REQUIREMENT:
Please copy each line of the records below that includes the word "meta".

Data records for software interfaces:
┄┄┄┄┄┄┄┄┄┄┄┄┄┄┄┄┄┄┄┄

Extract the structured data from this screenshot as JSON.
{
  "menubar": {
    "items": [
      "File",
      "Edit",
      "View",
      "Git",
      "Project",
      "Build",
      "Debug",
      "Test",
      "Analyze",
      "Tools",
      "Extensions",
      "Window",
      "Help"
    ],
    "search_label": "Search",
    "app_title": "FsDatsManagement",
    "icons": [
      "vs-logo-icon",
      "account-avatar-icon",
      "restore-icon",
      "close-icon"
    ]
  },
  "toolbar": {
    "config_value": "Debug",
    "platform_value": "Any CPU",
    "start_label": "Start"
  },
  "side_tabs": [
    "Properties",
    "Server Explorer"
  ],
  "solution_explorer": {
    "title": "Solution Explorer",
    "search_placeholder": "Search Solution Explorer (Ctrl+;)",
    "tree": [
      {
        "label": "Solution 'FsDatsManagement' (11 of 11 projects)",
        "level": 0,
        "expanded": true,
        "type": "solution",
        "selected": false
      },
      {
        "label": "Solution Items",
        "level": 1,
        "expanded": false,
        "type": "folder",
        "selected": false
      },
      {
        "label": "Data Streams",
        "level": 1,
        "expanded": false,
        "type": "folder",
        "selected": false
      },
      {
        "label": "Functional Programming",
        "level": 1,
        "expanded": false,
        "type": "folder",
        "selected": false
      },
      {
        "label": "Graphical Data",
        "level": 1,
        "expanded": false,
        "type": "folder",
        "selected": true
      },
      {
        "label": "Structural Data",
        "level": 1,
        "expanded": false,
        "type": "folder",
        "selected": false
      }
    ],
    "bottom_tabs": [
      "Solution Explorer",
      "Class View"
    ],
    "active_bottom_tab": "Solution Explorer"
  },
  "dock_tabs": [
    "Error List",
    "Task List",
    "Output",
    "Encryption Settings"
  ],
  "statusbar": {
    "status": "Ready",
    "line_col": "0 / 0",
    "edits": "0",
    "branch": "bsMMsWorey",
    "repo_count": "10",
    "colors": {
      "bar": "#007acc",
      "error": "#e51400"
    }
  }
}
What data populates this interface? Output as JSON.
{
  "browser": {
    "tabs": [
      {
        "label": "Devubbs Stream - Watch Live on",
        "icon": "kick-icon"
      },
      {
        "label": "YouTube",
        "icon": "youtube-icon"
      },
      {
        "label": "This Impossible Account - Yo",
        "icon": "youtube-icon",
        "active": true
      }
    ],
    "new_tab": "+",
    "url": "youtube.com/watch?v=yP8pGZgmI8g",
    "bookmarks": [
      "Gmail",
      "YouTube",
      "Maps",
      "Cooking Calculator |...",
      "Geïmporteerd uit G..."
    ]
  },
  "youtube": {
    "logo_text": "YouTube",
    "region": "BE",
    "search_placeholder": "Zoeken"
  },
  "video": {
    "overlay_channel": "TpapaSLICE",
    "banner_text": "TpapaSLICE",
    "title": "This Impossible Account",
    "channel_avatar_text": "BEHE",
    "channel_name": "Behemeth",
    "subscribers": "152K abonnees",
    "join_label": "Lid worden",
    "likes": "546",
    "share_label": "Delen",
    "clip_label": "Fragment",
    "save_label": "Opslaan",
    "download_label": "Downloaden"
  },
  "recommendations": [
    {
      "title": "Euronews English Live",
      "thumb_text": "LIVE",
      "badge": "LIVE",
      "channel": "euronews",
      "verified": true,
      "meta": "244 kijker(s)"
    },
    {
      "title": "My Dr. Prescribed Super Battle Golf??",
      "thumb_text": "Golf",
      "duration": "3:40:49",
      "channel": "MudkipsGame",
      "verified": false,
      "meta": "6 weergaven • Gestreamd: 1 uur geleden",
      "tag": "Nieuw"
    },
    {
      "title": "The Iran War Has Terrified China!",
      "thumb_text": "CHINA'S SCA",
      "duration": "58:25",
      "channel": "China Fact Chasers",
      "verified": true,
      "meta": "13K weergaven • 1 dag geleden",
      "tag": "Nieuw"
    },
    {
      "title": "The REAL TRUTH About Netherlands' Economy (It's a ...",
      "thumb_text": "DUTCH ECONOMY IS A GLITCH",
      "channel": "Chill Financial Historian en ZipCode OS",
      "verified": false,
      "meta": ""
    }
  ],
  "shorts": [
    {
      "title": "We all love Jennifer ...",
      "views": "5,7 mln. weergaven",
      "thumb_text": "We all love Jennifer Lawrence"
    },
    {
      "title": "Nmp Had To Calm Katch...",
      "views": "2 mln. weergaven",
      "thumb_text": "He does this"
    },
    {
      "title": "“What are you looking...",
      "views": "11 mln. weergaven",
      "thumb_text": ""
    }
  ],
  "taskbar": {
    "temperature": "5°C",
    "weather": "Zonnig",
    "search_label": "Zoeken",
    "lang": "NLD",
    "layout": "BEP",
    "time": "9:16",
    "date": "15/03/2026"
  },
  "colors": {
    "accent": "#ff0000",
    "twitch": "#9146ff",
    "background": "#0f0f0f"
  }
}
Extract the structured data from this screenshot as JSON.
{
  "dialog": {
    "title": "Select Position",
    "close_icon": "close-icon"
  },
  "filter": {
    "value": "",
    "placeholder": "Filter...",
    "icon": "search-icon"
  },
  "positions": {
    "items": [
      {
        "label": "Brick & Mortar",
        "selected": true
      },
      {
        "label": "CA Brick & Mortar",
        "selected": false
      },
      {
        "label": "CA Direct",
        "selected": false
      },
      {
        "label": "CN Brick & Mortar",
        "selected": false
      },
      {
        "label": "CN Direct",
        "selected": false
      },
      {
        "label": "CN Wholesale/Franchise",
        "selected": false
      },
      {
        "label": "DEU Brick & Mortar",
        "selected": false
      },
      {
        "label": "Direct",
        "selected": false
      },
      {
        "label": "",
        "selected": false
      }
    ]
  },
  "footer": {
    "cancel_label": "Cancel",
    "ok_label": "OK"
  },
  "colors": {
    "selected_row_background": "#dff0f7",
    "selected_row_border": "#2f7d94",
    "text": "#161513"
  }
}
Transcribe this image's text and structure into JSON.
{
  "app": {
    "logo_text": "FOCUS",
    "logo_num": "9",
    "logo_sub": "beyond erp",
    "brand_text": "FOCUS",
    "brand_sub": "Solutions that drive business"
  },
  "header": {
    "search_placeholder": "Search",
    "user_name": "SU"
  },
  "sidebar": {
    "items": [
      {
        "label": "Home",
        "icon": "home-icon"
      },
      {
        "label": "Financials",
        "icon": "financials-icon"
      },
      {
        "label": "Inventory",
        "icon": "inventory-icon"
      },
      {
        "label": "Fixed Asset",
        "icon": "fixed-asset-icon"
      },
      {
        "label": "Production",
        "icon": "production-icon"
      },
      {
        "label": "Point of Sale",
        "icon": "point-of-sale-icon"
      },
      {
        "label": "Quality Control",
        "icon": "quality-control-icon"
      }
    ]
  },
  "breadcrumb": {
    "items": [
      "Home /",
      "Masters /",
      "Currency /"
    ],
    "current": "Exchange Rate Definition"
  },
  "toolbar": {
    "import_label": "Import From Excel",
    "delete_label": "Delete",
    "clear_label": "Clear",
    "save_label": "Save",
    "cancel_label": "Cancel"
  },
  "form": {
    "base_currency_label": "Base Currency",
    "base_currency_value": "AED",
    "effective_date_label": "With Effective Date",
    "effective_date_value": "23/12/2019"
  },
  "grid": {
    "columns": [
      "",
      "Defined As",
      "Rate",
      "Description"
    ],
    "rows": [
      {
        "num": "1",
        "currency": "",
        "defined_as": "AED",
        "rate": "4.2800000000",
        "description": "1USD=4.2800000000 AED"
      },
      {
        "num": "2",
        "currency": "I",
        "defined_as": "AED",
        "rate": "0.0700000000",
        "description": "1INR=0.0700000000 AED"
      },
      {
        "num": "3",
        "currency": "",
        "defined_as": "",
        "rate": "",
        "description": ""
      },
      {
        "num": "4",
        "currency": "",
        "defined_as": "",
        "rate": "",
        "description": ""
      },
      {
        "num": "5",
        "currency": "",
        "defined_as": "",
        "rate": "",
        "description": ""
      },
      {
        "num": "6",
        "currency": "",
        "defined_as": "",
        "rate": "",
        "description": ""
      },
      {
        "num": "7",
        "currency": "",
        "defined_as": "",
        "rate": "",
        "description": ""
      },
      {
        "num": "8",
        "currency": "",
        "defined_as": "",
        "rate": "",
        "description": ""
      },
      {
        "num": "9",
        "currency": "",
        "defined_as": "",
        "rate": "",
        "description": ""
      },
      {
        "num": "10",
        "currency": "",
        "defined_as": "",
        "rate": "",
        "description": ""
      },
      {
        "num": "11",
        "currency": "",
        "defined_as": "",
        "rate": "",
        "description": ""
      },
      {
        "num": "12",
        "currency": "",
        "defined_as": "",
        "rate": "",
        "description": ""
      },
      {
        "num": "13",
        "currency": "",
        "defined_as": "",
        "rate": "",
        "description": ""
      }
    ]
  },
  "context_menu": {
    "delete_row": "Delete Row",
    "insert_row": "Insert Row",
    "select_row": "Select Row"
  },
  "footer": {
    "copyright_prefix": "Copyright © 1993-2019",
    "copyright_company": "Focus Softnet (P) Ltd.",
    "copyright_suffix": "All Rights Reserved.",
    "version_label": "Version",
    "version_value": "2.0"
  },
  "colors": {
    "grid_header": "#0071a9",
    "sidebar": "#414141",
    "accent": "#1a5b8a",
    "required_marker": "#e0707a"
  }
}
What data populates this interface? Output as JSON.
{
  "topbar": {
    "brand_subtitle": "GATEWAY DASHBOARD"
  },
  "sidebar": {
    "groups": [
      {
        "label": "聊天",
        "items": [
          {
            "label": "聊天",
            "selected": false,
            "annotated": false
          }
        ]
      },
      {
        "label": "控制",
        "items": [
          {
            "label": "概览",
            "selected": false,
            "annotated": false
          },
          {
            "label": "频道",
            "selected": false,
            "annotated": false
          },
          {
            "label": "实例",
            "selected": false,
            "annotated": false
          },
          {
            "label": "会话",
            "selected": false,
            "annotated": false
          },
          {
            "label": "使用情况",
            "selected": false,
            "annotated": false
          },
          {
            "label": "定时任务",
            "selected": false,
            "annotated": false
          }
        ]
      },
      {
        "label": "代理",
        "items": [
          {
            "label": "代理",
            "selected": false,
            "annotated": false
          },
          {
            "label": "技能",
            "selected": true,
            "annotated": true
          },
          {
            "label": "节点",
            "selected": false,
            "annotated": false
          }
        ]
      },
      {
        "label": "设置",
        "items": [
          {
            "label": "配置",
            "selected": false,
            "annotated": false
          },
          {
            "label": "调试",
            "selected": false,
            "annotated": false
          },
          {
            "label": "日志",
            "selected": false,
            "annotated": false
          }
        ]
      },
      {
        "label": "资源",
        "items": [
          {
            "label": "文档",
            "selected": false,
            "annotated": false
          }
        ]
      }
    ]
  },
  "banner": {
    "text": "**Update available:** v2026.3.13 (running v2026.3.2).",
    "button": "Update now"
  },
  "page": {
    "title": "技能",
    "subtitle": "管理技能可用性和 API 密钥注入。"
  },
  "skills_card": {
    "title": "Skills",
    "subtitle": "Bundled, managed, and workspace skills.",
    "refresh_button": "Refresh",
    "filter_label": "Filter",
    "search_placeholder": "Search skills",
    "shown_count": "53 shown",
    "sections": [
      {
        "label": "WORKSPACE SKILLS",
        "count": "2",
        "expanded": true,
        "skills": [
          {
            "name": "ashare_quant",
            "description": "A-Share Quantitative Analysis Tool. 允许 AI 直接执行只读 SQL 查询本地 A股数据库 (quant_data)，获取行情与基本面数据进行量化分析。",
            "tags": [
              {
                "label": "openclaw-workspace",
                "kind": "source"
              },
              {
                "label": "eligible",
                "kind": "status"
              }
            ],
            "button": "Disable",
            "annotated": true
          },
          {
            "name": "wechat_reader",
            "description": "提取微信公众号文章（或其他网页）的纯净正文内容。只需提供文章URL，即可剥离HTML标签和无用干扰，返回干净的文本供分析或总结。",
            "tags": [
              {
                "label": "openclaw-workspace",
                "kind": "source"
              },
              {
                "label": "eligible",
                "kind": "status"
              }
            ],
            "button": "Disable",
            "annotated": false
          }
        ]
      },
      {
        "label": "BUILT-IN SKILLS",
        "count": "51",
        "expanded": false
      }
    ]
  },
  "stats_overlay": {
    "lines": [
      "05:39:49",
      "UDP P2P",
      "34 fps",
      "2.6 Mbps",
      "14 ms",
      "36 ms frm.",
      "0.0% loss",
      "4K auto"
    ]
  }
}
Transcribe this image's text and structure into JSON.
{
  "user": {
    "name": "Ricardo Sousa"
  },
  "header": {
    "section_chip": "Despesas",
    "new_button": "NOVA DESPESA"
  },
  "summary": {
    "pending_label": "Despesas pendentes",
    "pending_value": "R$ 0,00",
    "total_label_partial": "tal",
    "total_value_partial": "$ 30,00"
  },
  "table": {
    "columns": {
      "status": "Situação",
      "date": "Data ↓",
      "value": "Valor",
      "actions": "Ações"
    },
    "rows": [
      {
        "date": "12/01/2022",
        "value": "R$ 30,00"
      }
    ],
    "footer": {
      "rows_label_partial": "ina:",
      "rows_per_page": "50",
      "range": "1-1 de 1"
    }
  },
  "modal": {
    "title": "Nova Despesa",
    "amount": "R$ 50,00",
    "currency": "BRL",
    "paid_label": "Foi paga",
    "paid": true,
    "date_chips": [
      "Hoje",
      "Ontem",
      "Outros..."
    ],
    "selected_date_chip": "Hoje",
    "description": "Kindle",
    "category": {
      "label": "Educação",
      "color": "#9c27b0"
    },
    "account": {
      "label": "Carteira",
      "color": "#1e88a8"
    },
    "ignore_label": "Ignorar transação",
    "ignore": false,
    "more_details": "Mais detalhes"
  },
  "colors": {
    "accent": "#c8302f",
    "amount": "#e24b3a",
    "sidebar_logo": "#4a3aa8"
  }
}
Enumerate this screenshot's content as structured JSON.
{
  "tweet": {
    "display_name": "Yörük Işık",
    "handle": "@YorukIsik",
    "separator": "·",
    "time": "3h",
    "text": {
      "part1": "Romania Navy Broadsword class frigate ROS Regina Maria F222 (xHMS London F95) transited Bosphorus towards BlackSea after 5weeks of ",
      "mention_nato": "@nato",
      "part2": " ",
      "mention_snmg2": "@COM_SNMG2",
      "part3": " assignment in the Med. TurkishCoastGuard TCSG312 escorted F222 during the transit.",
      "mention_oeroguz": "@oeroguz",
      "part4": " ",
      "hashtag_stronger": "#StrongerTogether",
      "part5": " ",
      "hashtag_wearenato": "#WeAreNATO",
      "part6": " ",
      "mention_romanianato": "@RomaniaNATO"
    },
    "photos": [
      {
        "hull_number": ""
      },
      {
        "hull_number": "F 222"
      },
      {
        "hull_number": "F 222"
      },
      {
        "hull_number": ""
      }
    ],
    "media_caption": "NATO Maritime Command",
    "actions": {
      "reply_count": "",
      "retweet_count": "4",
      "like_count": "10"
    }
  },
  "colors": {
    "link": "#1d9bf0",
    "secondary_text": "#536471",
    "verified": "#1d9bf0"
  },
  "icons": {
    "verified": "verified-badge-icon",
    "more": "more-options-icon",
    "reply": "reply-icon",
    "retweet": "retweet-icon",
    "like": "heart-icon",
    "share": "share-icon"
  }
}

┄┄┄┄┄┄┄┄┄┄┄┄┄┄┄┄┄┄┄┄

TASK RESPONSE:
      "meta": "244 kijker(s)"
      "meta": "6 weergaven • Gestreamd: 1 uur geleden",
      "meta": "13K weergaven • 1 dag geleden",
      "meta": ""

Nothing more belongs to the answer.